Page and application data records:
***
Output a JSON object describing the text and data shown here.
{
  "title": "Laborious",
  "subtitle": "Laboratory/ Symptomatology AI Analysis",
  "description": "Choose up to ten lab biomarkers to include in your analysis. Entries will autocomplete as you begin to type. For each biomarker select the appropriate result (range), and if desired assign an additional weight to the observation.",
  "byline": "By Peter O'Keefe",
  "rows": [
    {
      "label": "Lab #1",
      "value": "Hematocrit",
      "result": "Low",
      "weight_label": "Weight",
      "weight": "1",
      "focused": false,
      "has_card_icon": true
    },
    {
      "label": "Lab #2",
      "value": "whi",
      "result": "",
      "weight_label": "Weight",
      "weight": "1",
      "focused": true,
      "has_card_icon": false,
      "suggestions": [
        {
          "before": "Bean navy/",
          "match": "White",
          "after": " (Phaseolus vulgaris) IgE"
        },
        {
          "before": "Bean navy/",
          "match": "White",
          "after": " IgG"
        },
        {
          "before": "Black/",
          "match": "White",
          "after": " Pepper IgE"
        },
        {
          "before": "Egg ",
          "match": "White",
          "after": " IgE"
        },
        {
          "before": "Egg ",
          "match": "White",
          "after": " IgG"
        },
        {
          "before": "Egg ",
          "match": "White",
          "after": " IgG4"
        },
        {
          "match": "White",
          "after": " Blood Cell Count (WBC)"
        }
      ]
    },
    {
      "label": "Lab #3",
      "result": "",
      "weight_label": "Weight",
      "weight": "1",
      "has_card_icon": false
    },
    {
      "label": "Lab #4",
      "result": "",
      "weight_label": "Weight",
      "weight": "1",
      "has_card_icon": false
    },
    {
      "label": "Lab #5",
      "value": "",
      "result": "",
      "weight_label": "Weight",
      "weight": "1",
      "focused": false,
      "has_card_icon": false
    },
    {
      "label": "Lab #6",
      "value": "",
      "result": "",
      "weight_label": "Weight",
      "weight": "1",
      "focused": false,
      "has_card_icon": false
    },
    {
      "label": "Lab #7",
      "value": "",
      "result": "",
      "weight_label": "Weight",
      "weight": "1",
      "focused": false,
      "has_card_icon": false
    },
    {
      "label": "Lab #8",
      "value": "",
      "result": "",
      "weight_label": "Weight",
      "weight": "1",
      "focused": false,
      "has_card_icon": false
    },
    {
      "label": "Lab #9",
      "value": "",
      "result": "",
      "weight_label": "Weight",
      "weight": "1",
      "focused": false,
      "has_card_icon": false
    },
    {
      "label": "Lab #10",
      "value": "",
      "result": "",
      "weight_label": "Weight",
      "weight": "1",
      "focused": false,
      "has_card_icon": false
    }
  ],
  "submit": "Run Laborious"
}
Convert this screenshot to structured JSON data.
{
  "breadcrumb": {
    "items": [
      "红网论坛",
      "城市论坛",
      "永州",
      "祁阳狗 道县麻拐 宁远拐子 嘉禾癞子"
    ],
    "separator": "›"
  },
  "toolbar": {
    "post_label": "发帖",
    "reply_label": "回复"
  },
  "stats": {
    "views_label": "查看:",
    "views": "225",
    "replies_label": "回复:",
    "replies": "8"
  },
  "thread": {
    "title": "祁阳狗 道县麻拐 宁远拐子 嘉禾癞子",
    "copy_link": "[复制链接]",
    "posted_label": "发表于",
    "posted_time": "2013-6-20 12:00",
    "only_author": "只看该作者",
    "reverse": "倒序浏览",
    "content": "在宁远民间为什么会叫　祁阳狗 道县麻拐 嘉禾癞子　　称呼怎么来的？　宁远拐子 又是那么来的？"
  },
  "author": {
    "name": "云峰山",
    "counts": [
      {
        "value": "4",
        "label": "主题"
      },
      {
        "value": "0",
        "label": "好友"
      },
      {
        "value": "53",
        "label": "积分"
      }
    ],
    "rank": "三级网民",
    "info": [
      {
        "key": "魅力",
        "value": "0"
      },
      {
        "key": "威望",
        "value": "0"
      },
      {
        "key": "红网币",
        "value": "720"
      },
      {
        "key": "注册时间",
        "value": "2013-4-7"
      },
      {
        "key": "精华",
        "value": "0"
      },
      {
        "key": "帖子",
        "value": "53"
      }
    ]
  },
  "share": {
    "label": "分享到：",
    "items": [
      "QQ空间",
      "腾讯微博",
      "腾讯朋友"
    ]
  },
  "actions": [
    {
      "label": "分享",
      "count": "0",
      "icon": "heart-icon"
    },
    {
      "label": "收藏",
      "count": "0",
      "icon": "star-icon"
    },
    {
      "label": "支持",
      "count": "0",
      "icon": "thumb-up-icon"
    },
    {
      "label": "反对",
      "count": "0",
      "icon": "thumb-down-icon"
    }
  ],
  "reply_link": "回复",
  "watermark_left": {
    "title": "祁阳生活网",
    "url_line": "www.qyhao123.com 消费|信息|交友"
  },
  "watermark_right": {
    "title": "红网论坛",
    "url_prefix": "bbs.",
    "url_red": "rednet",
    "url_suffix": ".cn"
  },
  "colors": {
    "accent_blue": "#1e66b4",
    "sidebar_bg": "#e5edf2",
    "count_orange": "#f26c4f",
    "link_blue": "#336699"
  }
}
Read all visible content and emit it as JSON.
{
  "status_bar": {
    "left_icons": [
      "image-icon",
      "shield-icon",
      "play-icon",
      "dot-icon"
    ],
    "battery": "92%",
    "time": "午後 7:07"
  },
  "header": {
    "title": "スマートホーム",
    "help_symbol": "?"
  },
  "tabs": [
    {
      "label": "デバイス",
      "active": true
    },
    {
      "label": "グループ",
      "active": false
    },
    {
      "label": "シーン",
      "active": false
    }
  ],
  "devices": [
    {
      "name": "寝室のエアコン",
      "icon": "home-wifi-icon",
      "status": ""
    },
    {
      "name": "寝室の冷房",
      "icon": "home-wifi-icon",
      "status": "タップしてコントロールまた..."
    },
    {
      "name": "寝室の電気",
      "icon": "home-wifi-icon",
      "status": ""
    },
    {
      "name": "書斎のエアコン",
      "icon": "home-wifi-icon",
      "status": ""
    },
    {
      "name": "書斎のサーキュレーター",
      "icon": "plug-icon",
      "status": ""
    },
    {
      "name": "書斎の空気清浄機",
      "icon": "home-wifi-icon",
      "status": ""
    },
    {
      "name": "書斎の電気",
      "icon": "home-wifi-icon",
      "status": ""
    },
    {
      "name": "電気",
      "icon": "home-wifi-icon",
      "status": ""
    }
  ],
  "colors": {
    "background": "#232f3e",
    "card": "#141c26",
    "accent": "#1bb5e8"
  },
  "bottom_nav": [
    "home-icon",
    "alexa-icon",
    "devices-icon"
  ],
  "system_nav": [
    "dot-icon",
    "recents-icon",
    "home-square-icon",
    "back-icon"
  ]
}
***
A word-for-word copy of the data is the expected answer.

Output a JSON object describing the text and data shown here.
{
  "title": "Laborious",
  "subtitle": "Laboratory/ Symptomatology AI Analysis",
  "description": "Choose up to ten lab biomarkers to include in your analysis. Entries will autocomplete as you begin to type. For each biomarker select the appropriate result (range), and if desired assign an additional weight to the observation.",
  "byline": "By Peter O'Keefe",
  "rows": [
    {
      "label": "Lab #1",
      "value": "Hematocrit",
      "result": "Low",
      "weight_label": "Weight",
      "weight": "1",
      "focused": false,
      "has_card_icon": true
    },
    {
      "label": "Lab #2",
      "value": "whi",
      "result": "",
      "weight_label": "Weight",
      "weight": "1",
      "focused": true,
      "has_card_icon": false,
      "suggestions": [
        {
          "before": "Bean navy/",
          "match": "White",
          "after": " (Phaseolus vulgaris) IgE"
        },
        {
          "before": "Bean navy/",
          "match": "White",
          "after": " IgG"
        },
        {
          "before": "Black/",
          "match": "White",
          "after": " Pepper IgE"
        },
        {
          "before": "Egg ",
          "match": "White",
          "after": " IgE"
        },
        {
          "before": "Egg ",
          "match": "White",
          "after": " IgG"
        },
        {
          "before": "Egg ",
          "match": "White",
          "after": " IgG4"
        },
        {
          "match": "White",
          "after": " Blood Cell Count (WBC)"
        }
      ]
    },
    {
      "label": "Lab #3",
      "result": "",
      "weight_label": "Weight",
      "weight": "1",
      "has_card_icon": false
    },
    {
      "label": "Lab #4",
      "result": "",
      "weight_label": "Weight",
      "weight": "1",
      "has_card_icon": false
    },
    {
      "label": "Lab #5",
      "value": "",
      "result": "",
      "weight_label": "Weight",
      "weight": "1",
      "focused": false,
      "has_card_icon": false
    },
    {
      "label": "Lab #6",
      "value": "",
      "result": "",
      "weight_label": "Weight",
      "weight": "1",
      "focused": false,
      "has_card_icon": false
    },
    {
      "label": "Lab #7",
      "value": "",
      "result": "",
      "weight_label": "Weight",
      "weight": "1",
      "focused": false,
      "has_card_icon": false
    },
    {
      "label": "Lab #8",
      "value": "",
      "result": "",
      "weight_label": "Weight",
      "weight": "1",
      "focused": false,
      "has_card_icon": false
    },
    {
      "label": "Lab #9",
      "value": "",
      "result": "",
      "weight_label": "Weight",
      "weight": "1",
      "focused": false,
      "has_card_icon": false
    },
    {
      "label": "Lab #10",
      "value": "",
      "result": "",
      "weight_label": "Weight",
      "weight": "1",
      "focused": false,
      "has_card_icon": false
    }
  ],
  "submit": "Run Laborious"
}
Convert this screenshot to structured JSON data.
{
  "breadcrumb": {
    "items": [
      "红网论坛",
      "城市论坛",
      "永州",
      "祁阳狗 道县麻拐 宁远拐子 嘉禾癞子"
    ],
    "separator": "›"
  },
  "toolbar": {
    "post_label": "发帖",
    "reply_label": "回复"
  },
  "stats": {
    "views_label": "查看:",
    "views": "225",
    "replies_label": "回复:",
    "replies": "8"
  },
  "thread": {
    "title": "祁阳狗 道县麻拐 宁远拐子 嘉禾癞子",
    "copy_link": "[复制链接]",
    "posted_label": "发表于",
    "posted_time": "2013-6-20 12:00",
    "only_author": "只看该作者",
    "reverse": "倒序浏览",
    "content": "在宁远民间为什么会叫　祁阳狗 道县麻拐 嘉禾癞子　　称呼怎么来的？　宁远拐子 又是那么来的？"
  },
  "author": {
    "name": "云峰山",
    "counts": [
      {
        "value": "4",
        "label": "主题"
      },
      {
        "value": "0",
        "label": "好友"
      },
      {
        "value": "53",
        "label": "积分"
      }
    ],
    "rank": "三级网民",
    "info": [
      {
        "key": "魅力",
        "value": "0"
      },
      {
        "key": "威望",
        "value": "0"
      },
      {
        "key": "红网币",
        "value": "720"
      },
      {
        "key": "注册时间",
        "value": "2013-4-7"
      },
      {
        "key": "精华",
        "value": "0"
      },
      {
        "key": "帖子",
        "value": "53"
      }
    ]
  },
  "share": {
    "label": "分享到：",
    "items": [
      "QQ空间",
      "腾讯微博",
      "腾讯朋友"
    ]
  },
  "actions": [
    {
      "label": "分享",
      "count": "0",
      "icon": "heart-icon"
    },
    {
      "label": "收藏",
      "count": "0",
      "icon": "star-icon"
    },
    {
      "label": "支持",
      "count": "0",
      "icon": "thumb-up-icon"
    },
    {
      "label": "反对",
      "count": "0",
      "icon": "thumb-down-icon"
    }
  ],
  "reply_link": "回复",
  "watermark_left": {
    "title": "祁阳生活网",
    "url_line": "www.qyhao123.com 消费|信息|交友"
  },
  "watermark_right": {
    "title": "红网论坛",
    "url_prefix": "bbs.",
    "url_red": "rednet",
    "url_suffix": ".cn"
  },
  "colors": {
    "accent_blue": "#1e66b4",
    "sidebar_bg": "#e5edf2",
    "count_orange": "#f26c4f",
    "link_blue": "#336699"
  }
}
Read all visible content and emit it as JSON.
{
  "status_bar": {
    "left_icons": [
      "image-icon",
      "shield-icon",
      "play-icon",
      "dot-icon"
    ],
    "battery": "92%",
    "time": "午後 7:07"
  },
  "header": {
    "title": "スマートホーム",
    "help_symbol": "?"
  },
  "tabs": [
    {
      "label": "デバイス",
      "active": true
    },
    {
      "label": "グループ",
      "active": false
    },
    {
      "label": "シーン",
      "active": false
    }
  ],
  "devices": [
    {
      "name": "寝室のエアコン",
      "icon": "home-wifi-icon",
      "status": ""
    },
    {
      "name": "寝室の冷房",
      "icon": "home-wifi-icon",
      "status": "タップしてコントロールまた..."
    },
    {
      "name": "寝室の電気",
      "icon": "home-wifi-icon",
      "status": ""
    },
    {
      "name": "書斎のエアコン",
      "icon": "home-wifi-icon",
      "status": ""
    },
    {
      "name": "書斎のサーキュレーター",
      "icon": "plug-icon",
      "status": ""
    },
    {
      "name": "書斎の空気清浄機",
      "icon": "home-wifi-icon",
      "status": ""
    },
    {
      "name": "書斎の電気",
      "icon": "home-wifi-icon",
      "status": ""
    },
    {
      "name": "電気",
      "icon": "home-wifi-icon",
      "status": ""
    }
  ],
  "colors": {
    "background": "#232f3e",
    "card": "#141c26",
    "accent": "#1bb5e8"
  },
  "bottom_nav": [
    "home-icon",
    "alexa-icon",
    "devices-icon"
  ],
  "system_nav": [
    "dot-icon",
    "recents-icon",
    "home-square-icon",
    "back-icon"
  ]
}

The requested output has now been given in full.